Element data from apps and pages
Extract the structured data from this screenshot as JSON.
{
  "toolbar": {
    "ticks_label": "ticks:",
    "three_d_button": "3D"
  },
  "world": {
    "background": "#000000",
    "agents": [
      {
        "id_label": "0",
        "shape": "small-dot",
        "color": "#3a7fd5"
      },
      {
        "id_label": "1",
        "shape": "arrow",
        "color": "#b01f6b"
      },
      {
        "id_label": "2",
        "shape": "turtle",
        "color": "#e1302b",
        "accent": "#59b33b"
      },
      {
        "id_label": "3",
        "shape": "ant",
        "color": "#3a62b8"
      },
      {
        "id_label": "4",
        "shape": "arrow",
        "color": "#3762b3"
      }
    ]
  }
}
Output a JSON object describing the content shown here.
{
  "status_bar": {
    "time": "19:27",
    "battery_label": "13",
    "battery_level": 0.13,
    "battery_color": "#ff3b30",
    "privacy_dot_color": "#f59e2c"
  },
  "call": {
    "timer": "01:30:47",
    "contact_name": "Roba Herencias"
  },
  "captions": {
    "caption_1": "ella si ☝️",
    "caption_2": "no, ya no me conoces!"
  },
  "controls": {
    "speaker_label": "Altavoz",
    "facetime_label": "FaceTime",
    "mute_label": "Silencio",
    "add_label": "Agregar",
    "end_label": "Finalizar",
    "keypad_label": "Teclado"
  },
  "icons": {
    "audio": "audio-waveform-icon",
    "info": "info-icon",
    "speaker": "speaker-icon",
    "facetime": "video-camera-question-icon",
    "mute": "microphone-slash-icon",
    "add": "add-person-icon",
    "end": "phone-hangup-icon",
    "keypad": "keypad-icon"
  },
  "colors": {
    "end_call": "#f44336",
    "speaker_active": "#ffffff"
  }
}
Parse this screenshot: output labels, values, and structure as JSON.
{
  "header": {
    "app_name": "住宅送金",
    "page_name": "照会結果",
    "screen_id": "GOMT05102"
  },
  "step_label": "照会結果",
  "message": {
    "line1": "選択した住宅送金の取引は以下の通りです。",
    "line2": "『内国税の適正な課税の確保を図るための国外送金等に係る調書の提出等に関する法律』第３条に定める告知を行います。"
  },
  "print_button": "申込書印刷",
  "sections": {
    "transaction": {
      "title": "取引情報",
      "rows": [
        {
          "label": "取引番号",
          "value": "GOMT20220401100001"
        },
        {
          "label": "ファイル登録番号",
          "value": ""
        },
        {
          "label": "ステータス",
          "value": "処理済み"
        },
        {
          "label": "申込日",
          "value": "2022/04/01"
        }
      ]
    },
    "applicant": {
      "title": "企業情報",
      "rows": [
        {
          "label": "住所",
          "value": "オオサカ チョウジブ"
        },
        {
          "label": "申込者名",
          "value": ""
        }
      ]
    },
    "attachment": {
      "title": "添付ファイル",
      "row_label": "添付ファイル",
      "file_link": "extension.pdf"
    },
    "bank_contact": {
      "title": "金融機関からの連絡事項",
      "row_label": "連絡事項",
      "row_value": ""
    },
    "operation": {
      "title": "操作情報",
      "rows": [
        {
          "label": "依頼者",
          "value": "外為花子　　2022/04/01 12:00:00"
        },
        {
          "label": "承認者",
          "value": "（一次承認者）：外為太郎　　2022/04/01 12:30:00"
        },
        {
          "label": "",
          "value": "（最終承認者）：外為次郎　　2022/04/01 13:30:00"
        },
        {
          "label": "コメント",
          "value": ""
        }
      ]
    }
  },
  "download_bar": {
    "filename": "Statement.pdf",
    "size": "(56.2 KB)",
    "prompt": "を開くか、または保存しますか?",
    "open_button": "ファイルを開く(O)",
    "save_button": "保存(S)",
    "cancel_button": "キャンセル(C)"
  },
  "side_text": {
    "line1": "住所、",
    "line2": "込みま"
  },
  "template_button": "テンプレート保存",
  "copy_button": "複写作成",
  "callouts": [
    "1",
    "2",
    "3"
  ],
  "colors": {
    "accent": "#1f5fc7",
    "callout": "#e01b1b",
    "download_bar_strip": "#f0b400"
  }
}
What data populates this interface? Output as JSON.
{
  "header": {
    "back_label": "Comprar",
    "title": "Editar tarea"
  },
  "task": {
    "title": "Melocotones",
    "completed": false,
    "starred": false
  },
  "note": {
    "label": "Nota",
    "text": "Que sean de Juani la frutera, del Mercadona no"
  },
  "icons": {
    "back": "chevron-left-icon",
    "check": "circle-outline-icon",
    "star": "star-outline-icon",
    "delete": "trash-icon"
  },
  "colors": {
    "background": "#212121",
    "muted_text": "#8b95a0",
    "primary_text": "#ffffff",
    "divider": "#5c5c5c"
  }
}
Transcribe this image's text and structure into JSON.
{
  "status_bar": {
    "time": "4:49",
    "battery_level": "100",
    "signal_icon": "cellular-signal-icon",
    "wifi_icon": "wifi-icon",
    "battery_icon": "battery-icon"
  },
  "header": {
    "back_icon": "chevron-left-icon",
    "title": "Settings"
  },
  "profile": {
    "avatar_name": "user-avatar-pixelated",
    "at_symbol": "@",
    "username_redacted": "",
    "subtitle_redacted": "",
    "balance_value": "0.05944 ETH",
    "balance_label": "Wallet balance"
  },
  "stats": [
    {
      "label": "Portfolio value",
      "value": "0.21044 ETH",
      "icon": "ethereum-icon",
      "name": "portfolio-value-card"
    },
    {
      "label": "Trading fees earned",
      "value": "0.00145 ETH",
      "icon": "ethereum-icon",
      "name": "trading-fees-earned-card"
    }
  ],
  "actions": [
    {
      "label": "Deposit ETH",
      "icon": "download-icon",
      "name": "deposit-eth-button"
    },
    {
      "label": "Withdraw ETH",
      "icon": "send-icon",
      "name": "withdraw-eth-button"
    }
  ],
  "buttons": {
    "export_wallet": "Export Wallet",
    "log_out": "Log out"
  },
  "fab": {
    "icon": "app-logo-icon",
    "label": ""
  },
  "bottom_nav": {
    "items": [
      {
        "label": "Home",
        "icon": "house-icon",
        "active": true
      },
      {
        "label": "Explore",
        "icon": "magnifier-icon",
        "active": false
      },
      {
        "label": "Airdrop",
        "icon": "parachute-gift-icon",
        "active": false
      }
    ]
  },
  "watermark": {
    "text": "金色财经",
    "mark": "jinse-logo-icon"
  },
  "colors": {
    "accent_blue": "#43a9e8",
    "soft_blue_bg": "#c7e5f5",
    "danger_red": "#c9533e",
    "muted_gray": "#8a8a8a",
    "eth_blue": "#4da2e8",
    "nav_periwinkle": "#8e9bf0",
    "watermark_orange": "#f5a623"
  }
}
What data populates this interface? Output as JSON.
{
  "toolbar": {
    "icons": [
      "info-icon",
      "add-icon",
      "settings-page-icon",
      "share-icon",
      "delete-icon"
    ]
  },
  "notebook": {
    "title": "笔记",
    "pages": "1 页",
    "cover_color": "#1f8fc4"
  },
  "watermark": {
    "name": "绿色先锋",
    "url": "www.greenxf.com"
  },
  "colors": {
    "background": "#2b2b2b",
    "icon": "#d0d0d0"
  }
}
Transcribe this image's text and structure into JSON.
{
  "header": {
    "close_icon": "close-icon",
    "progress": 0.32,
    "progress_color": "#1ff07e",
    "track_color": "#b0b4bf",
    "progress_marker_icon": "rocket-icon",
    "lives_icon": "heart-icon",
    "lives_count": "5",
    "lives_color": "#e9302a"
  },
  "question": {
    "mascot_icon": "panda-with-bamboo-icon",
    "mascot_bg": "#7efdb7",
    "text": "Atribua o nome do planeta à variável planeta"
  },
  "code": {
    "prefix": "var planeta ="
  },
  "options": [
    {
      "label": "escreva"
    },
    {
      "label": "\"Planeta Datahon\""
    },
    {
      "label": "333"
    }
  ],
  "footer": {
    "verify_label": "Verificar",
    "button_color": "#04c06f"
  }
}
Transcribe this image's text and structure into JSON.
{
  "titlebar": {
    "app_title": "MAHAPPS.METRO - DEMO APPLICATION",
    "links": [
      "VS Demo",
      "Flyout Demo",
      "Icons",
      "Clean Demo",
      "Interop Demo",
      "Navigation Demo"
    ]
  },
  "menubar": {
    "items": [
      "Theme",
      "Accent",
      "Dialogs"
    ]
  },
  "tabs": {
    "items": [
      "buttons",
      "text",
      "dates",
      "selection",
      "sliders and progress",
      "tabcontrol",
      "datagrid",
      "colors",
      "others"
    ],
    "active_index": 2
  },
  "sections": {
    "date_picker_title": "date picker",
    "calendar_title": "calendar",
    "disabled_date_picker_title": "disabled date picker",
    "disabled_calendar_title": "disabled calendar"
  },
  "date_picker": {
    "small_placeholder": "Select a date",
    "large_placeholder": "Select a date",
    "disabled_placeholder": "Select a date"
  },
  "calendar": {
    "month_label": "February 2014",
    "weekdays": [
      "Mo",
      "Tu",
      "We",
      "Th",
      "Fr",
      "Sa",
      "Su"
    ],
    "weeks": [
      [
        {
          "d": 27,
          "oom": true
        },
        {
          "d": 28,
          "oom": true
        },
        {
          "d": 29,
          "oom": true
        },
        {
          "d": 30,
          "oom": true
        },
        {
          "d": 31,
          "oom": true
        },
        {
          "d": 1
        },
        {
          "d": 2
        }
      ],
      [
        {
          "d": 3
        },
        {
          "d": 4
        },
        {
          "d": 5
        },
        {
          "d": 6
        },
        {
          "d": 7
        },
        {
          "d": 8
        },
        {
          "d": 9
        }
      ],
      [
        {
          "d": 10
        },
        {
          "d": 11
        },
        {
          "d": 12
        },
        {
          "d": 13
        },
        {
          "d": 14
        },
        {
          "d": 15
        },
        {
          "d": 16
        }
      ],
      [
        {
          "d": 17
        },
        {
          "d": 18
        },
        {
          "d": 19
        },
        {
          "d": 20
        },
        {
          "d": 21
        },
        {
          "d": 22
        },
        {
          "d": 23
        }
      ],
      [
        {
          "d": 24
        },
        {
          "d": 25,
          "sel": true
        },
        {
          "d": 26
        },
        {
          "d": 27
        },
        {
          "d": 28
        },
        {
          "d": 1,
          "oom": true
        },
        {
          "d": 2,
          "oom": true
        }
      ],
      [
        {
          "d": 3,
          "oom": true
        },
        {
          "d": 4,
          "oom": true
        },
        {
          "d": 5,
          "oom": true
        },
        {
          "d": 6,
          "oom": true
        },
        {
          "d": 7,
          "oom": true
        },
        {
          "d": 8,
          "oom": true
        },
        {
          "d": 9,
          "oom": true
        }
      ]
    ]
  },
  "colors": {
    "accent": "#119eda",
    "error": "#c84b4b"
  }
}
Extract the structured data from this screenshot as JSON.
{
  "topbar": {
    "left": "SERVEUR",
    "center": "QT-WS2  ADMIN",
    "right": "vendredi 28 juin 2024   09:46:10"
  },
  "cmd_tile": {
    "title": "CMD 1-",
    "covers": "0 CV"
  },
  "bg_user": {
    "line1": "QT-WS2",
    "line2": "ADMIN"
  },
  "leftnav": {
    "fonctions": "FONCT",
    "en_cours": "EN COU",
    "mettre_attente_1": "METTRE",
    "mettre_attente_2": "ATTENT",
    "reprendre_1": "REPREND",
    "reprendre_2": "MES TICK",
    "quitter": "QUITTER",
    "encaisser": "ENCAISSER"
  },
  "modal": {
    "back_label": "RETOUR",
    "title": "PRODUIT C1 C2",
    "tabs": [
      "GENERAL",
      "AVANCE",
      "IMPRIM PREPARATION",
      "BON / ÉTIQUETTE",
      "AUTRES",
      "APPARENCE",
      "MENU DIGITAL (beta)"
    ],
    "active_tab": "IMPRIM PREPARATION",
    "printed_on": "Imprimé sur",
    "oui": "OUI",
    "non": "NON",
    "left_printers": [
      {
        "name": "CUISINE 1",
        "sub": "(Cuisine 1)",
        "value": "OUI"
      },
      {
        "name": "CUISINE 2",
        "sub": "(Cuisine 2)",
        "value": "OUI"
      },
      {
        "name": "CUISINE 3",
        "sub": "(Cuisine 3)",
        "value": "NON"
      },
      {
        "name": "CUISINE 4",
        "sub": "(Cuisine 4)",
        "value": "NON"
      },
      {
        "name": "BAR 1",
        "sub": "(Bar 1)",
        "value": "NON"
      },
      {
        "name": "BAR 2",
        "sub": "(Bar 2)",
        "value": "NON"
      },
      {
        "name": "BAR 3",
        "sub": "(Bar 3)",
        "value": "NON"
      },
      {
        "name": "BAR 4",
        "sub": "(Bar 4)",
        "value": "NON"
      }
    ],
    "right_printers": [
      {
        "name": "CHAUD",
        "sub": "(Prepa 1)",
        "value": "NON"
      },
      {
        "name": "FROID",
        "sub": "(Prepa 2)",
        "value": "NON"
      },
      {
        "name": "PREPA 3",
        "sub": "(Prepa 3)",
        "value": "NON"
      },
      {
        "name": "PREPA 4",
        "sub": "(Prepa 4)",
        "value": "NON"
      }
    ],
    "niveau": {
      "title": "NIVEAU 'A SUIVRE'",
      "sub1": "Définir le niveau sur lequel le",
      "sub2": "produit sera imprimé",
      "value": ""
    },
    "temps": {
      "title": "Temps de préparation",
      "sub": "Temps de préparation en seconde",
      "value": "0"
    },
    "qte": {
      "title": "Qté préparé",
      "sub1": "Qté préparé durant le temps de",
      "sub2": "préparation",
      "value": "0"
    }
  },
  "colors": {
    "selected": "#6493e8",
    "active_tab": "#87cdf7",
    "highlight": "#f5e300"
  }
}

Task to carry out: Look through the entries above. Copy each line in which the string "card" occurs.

Output below:
      "name": "portfolio-value-card"
      "name": "trading-fees-earned-card"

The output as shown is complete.